• Assignment:
In the lines below, look for "شهرستان". Copy each line where it appears.

Segment Start: Material for this task

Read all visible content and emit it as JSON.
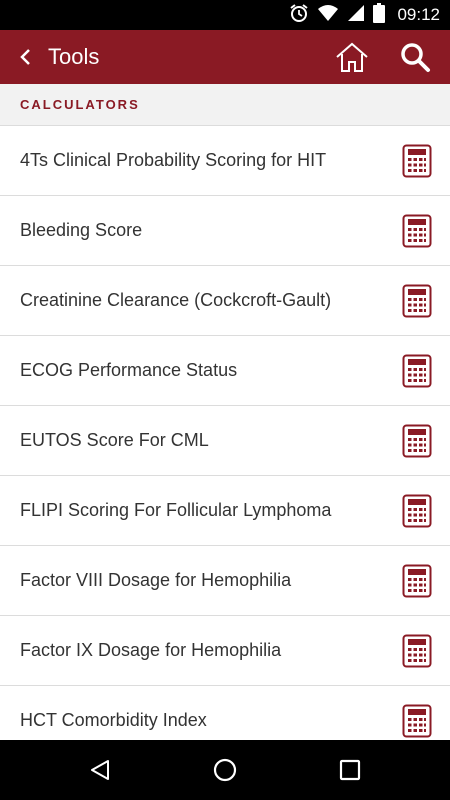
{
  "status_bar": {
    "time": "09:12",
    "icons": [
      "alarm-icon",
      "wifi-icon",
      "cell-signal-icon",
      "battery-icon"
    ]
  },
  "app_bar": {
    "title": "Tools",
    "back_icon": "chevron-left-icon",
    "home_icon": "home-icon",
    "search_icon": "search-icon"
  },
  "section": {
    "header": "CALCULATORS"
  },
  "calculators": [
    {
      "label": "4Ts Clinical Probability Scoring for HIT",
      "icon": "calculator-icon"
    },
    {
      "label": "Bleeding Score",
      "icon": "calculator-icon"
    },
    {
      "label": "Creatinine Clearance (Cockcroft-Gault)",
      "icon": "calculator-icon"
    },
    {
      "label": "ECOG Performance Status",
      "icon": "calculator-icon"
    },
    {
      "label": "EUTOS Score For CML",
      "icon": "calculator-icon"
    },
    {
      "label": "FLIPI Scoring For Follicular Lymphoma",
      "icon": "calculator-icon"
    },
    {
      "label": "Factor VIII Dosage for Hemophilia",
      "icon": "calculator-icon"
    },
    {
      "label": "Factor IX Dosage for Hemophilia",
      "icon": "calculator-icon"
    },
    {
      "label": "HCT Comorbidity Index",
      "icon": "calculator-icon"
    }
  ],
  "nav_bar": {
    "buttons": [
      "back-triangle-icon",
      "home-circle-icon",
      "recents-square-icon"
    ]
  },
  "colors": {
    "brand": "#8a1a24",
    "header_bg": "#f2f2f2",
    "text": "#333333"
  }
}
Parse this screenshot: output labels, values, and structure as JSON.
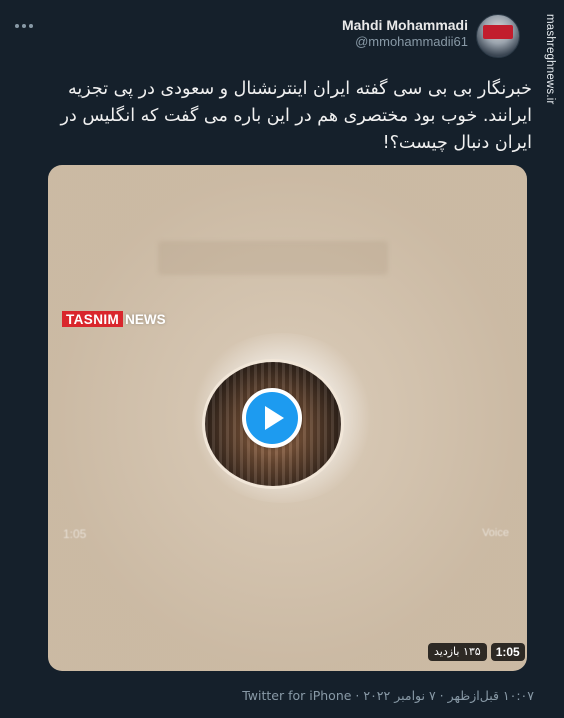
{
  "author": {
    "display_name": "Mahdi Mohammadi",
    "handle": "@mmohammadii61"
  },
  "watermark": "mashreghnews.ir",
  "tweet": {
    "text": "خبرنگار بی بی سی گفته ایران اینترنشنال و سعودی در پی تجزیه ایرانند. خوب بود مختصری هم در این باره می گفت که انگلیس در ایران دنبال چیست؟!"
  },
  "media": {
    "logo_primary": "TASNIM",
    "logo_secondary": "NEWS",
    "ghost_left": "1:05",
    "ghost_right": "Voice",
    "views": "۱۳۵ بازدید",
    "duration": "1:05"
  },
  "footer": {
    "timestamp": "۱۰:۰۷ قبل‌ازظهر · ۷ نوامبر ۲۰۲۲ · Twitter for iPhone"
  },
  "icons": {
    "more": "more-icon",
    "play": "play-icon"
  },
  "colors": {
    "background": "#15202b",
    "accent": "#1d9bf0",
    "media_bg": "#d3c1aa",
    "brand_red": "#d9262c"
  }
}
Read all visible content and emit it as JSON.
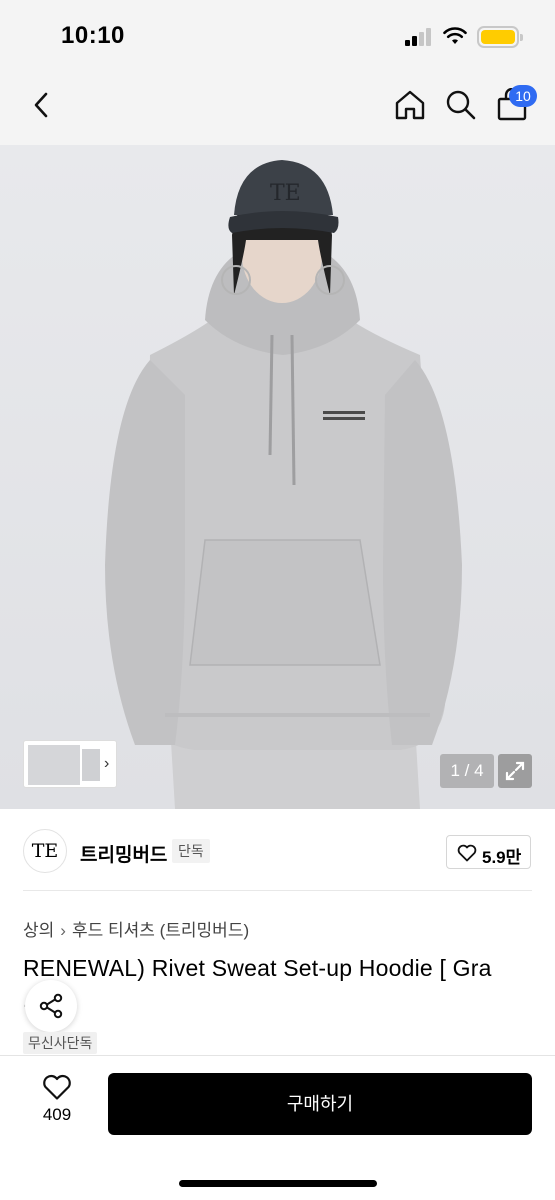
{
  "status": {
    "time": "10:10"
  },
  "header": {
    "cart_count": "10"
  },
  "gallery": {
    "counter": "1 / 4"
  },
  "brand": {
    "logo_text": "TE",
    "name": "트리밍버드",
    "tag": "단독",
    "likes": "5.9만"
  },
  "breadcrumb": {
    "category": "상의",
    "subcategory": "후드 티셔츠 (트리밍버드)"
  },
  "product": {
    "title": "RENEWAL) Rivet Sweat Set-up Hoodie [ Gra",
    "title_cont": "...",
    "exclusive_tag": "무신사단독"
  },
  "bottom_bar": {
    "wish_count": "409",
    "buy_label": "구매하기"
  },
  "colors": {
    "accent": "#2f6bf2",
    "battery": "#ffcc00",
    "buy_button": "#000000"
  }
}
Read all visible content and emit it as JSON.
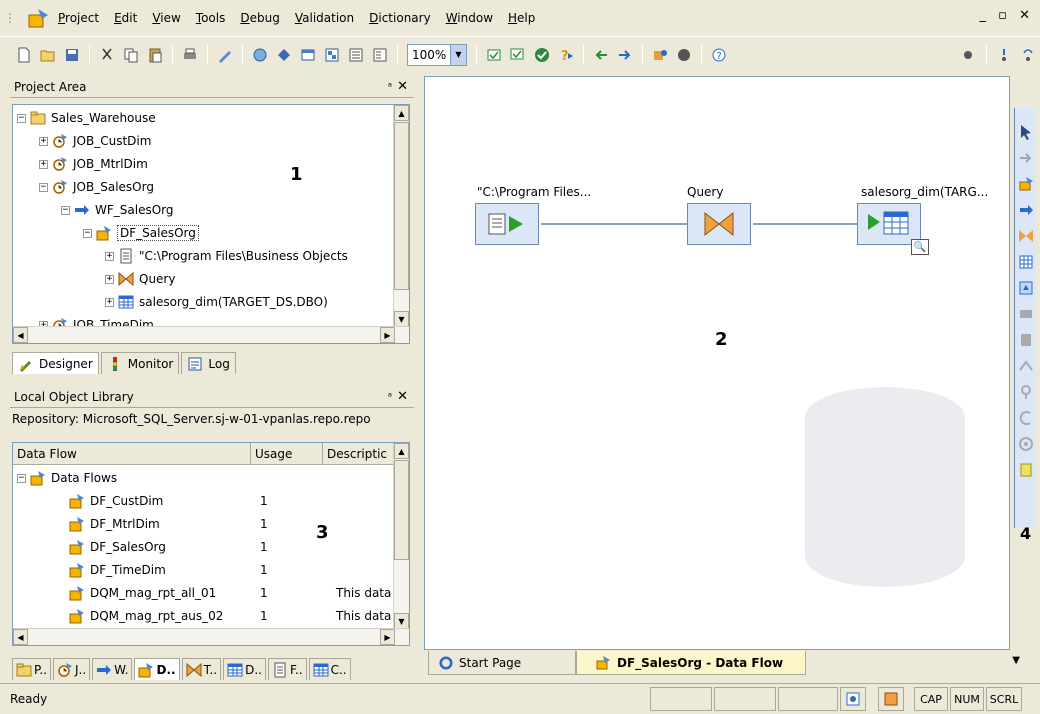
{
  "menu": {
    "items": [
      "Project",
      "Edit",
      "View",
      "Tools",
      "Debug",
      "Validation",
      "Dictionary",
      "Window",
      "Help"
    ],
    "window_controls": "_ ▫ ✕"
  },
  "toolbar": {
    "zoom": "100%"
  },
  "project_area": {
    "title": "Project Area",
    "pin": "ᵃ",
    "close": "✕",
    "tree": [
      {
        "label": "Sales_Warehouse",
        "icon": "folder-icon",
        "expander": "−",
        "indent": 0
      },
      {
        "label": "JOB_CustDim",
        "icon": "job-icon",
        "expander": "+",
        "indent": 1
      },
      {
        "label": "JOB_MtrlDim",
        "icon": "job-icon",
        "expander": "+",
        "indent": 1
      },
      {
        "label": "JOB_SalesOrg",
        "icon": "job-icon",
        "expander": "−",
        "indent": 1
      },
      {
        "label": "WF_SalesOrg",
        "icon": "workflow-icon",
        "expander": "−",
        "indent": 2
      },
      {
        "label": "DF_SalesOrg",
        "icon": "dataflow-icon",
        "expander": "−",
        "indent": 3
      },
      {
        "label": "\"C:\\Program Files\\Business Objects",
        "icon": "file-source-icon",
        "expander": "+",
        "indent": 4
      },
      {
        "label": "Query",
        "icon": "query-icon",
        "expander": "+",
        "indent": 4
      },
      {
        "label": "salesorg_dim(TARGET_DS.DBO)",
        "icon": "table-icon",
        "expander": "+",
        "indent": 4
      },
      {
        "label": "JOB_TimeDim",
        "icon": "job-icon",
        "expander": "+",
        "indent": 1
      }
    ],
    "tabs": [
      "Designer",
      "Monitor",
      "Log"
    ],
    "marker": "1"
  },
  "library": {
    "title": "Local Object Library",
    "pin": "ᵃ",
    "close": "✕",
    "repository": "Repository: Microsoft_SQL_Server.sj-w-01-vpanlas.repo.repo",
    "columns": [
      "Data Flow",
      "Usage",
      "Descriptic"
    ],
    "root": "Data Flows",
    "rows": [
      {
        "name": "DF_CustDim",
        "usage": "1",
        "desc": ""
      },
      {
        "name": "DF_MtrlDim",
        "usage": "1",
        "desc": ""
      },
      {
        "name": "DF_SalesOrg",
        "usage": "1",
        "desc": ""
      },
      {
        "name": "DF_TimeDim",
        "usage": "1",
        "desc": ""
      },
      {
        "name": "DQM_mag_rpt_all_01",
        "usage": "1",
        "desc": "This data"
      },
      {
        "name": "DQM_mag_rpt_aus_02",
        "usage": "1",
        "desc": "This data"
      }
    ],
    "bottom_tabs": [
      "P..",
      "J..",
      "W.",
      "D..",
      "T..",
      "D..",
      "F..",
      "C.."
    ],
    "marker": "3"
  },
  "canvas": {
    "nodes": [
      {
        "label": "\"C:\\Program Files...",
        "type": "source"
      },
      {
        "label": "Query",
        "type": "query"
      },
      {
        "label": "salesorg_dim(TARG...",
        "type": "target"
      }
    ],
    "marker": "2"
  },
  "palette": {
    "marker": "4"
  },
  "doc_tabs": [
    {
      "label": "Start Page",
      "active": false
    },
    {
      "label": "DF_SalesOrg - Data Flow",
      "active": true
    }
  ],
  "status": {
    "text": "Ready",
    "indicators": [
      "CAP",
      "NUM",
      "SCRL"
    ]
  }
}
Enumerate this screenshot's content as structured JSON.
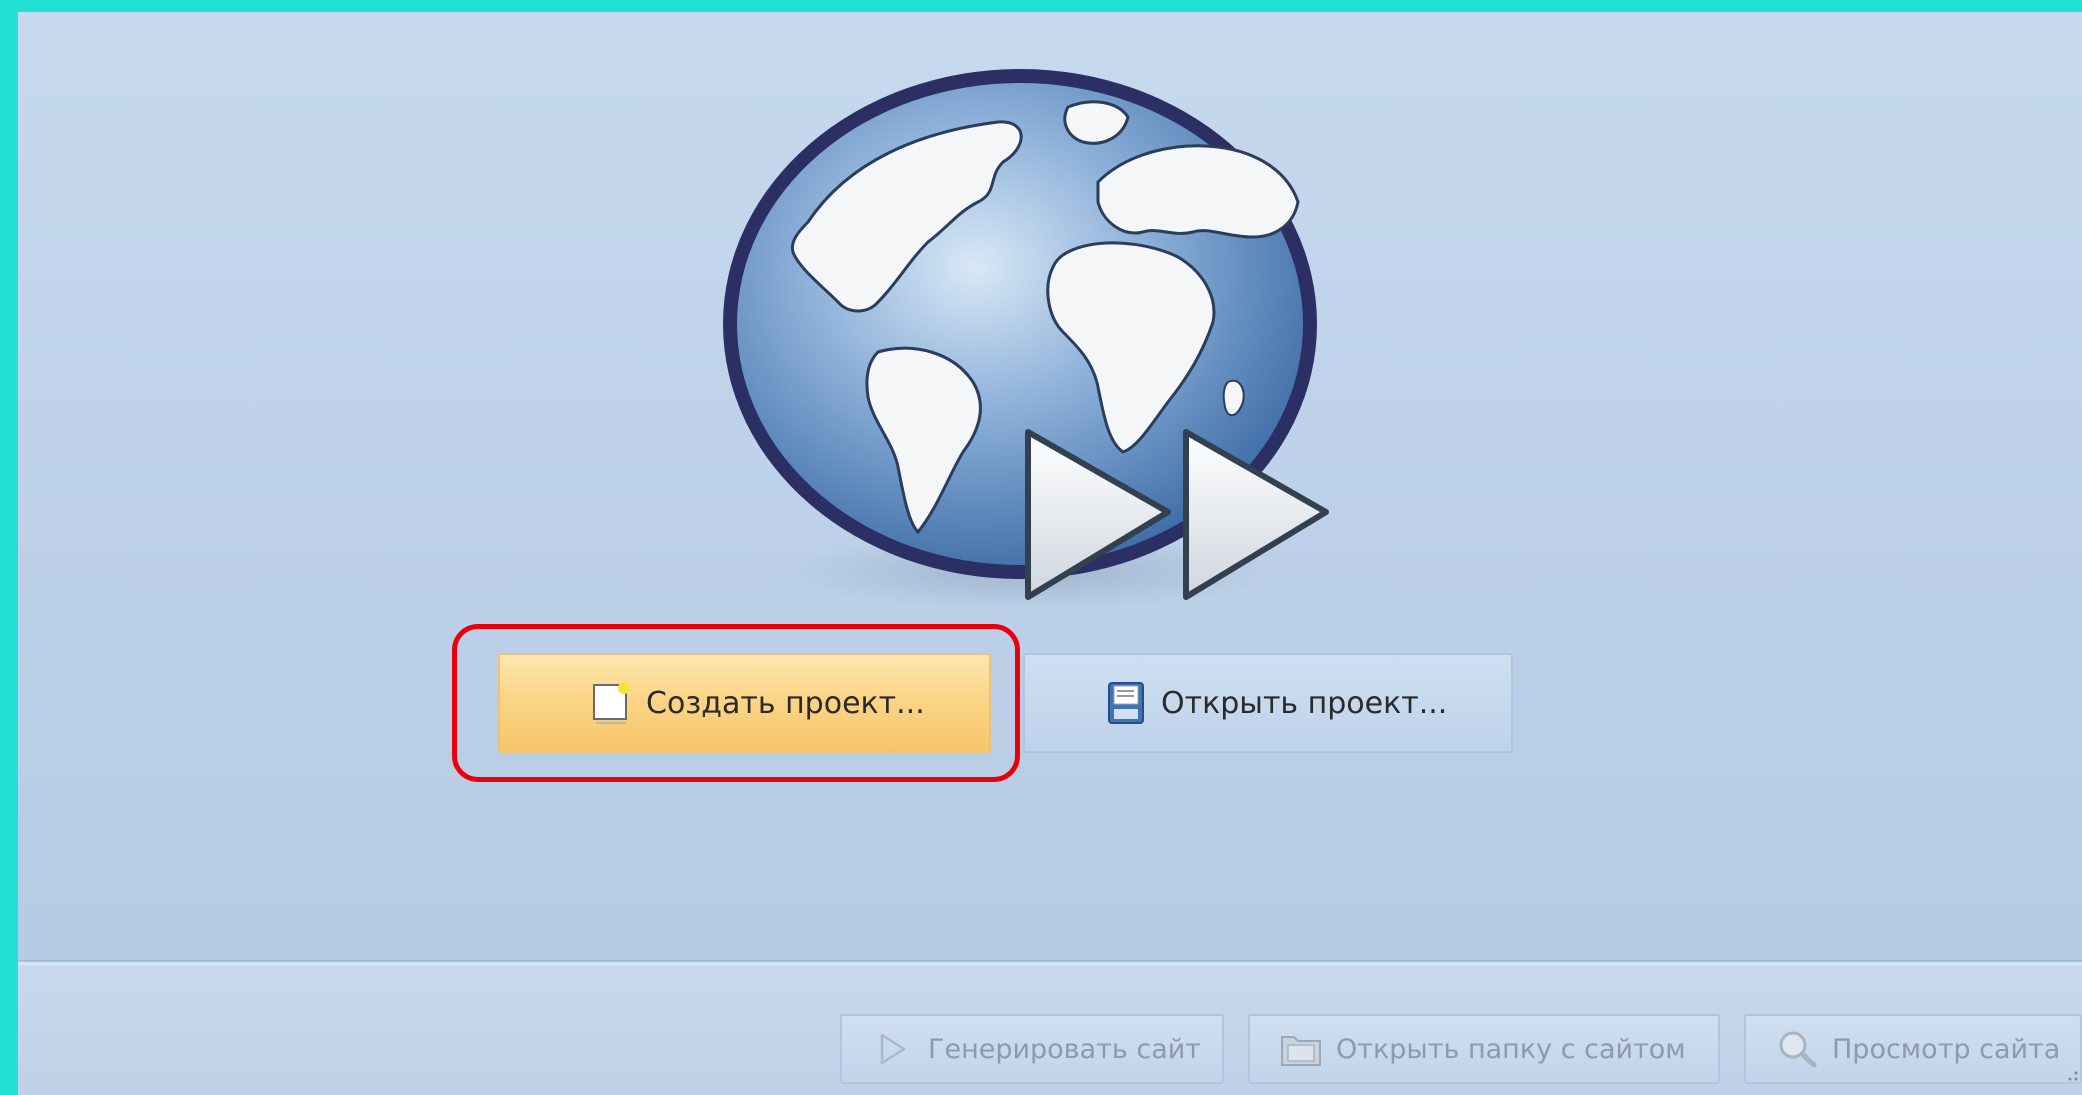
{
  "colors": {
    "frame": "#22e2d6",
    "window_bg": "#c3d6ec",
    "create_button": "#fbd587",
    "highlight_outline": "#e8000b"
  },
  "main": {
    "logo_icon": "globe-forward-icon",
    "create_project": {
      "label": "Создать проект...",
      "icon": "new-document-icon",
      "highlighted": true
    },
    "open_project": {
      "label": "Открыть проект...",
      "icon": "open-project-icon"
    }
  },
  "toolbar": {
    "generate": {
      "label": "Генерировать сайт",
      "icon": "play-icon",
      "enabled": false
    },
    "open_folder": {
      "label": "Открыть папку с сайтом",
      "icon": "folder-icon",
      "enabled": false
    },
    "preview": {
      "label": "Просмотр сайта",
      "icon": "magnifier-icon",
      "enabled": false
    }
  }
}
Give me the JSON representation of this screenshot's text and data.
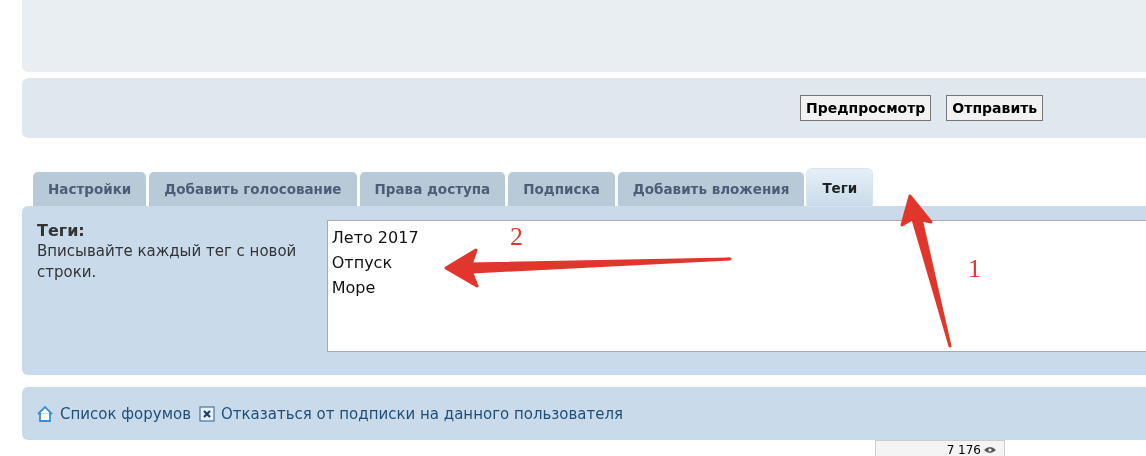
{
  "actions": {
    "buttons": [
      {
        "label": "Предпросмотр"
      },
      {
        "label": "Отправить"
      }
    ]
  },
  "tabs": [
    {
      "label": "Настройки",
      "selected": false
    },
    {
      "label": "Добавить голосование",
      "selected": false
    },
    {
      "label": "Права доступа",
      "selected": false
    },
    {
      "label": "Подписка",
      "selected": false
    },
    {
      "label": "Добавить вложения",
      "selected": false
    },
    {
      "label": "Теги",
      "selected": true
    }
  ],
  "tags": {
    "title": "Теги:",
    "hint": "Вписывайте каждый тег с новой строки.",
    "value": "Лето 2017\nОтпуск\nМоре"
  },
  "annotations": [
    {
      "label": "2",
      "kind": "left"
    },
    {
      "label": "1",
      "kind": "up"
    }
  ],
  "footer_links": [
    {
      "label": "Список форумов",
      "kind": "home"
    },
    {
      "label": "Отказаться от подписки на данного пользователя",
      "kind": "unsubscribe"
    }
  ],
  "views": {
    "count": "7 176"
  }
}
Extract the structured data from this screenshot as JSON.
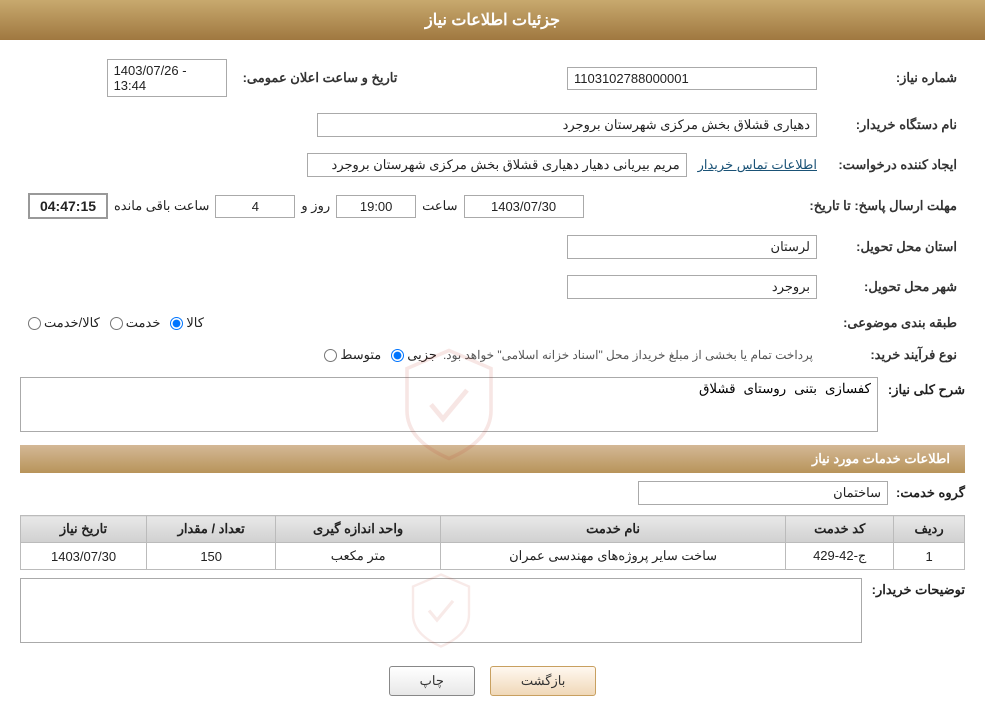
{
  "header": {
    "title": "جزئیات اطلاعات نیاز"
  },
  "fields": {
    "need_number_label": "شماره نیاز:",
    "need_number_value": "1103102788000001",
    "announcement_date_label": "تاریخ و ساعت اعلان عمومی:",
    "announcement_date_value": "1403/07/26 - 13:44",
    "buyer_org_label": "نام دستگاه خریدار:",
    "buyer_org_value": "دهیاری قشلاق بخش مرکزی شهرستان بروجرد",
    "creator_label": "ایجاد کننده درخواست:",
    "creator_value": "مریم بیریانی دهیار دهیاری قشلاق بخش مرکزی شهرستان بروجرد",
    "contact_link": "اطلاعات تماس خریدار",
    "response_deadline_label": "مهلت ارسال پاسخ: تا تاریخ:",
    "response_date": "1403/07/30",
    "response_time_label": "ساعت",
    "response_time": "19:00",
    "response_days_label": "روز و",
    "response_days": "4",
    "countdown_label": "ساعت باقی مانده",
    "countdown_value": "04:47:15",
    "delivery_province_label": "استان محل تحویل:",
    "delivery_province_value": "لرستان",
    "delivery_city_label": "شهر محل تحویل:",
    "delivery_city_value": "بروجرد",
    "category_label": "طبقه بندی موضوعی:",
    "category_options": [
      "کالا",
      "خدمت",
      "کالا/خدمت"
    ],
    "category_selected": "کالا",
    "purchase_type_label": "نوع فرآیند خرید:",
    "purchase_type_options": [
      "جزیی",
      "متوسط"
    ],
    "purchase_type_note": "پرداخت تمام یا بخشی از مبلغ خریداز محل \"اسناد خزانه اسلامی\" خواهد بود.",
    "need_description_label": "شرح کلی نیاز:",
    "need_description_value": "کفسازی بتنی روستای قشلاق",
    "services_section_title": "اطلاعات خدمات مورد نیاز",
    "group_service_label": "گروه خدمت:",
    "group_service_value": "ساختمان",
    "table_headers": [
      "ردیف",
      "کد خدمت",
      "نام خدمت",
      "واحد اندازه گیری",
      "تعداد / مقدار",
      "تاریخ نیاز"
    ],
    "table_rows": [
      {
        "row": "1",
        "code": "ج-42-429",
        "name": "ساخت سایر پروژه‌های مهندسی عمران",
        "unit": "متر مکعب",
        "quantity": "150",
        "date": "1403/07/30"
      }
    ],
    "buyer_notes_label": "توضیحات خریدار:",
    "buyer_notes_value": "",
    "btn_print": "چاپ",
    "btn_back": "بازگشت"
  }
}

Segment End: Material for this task

• Answer for this exercise:
    "buyer_org_value": "دهیاری قشلاق بخش مرکزی شهرستان بروجرد",
    "creator_value": "مریم بیریانی دهیار دهیاری قشلاق بخش مرکزی شهرستان بروجرد",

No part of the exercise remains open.